> **Task to carry out**: Extract every line from the records below that contains the word "title".

(Interface dataset entries)
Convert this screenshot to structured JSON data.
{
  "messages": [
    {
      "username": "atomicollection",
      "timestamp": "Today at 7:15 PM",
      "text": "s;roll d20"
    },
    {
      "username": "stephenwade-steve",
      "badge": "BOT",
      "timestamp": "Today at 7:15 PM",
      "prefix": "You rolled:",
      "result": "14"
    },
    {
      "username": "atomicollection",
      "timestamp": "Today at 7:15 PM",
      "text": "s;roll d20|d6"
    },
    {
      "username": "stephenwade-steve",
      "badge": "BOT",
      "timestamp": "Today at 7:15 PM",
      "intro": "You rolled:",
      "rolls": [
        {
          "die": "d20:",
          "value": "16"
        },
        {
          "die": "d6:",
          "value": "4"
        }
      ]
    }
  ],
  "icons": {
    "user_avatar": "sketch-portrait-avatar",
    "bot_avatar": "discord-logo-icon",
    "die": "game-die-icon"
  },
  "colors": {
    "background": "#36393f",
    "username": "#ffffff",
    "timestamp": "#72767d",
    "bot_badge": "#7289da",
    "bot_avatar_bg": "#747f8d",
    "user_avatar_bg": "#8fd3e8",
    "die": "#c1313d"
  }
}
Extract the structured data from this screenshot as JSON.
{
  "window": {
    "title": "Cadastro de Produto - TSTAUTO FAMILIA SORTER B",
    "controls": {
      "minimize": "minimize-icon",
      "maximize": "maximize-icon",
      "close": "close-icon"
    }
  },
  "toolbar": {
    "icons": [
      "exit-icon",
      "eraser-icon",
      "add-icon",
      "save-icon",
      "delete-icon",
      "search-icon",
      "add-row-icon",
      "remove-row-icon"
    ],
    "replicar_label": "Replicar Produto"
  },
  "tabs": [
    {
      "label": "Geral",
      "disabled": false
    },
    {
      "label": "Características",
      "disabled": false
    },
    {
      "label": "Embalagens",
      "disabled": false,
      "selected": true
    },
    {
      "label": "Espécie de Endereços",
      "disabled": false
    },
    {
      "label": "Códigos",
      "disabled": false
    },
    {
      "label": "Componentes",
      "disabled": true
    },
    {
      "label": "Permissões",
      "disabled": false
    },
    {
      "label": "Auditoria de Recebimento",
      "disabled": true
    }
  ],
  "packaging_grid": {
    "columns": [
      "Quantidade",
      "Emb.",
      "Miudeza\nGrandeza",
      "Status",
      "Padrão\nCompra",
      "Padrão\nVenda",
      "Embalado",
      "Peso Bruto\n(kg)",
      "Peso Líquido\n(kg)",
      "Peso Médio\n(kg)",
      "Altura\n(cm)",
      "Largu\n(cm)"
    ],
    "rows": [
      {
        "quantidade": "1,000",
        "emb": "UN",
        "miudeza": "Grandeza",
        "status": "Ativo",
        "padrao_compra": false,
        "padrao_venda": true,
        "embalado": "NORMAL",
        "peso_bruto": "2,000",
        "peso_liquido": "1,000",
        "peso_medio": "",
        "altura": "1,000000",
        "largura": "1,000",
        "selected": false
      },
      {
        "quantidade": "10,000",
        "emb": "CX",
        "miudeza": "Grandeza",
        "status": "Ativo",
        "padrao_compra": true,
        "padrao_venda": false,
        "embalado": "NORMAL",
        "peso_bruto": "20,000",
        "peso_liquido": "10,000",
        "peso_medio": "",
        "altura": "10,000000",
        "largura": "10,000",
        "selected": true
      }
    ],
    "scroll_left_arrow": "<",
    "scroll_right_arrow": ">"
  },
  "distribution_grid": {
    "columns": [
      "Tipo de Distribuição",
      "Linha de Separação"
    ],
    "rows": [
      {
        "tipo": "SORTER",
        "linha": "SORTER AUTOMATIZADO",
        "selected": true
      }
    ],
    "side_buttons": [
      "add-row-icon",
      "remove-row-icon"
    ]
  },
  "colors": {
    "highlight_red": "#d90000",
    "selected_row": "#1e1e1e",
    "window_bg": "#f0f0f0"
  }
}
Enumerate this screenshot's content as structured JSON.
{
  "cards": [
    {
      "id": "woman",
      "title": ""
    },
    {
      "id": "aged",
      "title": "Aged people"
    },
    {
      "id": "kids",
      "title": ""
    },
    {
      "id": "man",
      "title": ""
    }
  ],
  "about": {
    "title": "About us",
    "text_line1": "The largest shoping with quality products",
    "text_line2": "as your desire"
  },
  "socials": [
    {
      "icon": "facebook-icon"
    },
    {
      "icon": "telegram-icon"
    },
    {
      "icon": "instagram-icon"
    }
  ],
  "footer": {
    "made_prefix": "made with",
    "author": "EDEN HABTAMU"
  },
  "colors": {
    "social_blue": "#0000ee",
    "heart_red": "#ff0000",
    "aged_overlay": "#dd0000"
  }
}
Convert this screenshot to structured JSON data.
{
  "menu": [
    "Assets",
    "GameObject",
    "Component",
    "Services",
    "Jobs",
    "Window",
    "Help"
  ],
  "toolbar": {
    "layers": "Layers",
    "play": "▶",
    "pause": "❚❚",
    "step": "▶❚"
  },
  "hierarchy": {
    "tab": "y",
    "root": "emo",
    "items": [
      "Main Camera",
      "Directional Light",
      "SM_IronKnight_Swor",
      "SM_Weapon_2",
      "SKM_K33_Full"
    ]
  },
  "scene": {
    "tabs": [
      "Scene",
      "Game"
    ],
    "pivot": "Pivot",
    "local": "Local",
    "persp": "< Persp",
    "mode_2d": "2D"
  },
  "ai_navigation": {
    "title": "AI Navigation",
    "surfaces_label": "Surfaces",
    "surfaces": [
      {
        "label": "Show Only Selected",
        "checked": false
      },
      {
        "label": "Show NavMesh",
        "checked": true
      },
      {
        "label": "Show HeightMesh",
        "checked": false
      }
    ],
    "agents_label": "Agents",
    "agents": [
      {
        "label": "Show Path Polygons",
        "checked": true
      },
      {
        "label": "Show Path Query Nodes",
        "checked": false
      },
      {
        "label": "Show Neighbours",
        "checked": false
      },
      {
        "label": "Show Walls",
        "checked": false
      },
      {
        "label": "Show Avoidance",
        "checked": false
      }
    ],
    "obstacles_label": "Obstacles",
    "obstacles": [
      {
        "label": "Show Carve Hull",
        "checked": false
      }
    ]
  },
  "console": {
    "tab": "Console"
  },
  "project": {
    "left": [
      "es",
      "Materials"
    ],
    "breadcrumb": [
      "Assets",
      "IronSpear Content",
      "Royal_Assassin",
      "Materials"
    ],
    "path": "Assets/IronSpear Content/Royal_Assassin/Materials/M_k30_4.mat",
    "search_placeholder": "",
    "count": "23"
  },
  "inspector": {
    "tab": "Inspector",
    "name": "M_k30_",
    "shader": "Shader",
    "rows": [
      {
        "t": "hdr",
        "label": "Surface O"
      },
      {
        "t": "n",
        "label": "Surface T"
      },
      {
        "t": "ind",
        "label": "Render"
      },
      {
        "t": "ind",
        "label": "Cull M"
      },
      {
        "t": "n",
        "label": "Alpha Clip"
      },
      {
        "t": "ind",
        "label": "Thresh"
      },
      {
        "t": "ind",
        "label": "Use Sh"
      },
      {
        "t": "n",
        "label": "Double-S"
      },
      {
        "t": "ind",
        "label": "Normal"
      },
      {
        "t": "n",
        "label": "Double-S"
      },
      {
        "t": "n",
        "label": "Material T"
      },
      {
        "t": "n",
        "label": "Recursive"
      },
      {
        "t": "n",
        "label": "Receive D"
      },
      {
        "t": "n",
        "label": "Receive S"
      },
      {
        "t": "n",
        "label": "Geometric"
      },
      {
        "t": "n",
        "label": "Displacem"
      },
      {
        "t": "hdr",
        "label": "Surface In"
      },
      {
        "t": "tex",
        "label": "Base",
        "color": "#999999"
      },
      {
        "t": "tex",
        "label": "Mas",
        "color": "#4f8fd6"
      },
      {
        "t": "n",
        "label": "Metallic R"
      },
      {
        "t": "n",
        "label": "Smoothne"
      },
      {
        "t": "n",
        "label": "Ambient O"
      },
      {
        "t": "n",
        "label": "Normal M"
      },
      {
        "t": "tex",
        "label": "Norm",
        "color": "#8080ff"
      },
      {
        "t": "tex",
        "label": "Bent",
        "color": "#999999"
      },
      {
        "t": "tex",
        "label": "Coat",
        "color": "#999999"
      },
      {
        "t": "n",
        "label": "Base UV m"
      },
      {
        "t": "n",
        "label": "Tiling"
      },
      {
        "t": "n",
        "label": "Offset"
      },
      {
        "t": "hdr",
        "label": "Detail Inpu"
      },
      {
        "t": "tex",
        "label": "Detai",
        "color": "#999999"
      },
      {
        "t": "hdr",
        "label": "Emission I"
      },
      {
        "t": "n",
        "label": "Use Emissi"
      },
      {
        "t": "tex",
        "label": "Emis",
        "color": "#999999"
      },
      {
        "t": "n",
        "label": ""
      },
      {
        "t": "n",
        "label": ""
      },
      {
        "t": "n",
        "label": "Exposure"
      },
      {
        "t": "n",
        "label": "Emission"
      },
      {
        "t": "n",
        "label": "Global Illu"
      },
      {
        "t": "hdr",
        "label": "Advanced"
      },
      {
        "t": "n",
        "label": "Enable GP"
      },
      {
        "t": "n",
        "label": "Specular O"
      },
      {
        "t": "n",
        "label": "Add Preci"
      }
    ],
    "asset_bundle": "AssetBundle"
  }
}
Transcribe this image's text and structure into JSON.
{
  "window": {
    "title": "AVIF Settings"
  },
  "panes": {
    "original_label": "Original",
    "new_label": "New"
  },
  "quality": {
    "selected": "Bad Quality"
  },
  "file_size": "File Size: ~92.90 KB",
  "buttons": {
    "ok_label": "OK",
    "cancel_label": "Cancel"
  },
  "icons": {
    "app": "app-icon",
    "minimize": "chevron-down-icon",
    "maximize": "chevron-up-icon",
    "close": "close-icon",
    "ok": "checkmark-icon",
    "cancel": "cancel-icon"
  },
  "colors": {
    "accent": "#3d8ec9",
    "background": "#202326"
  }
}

> **Task output**:
    "title": "Cadastro de Produto - TSTAUTO FAMILIA SORTER B",
      "title": ""
      "title": "Aged people"
      "title": ""
      "title": ""
    "title": "About us",
    "title": "AI Navigation",
    "title": "AVIF Settings"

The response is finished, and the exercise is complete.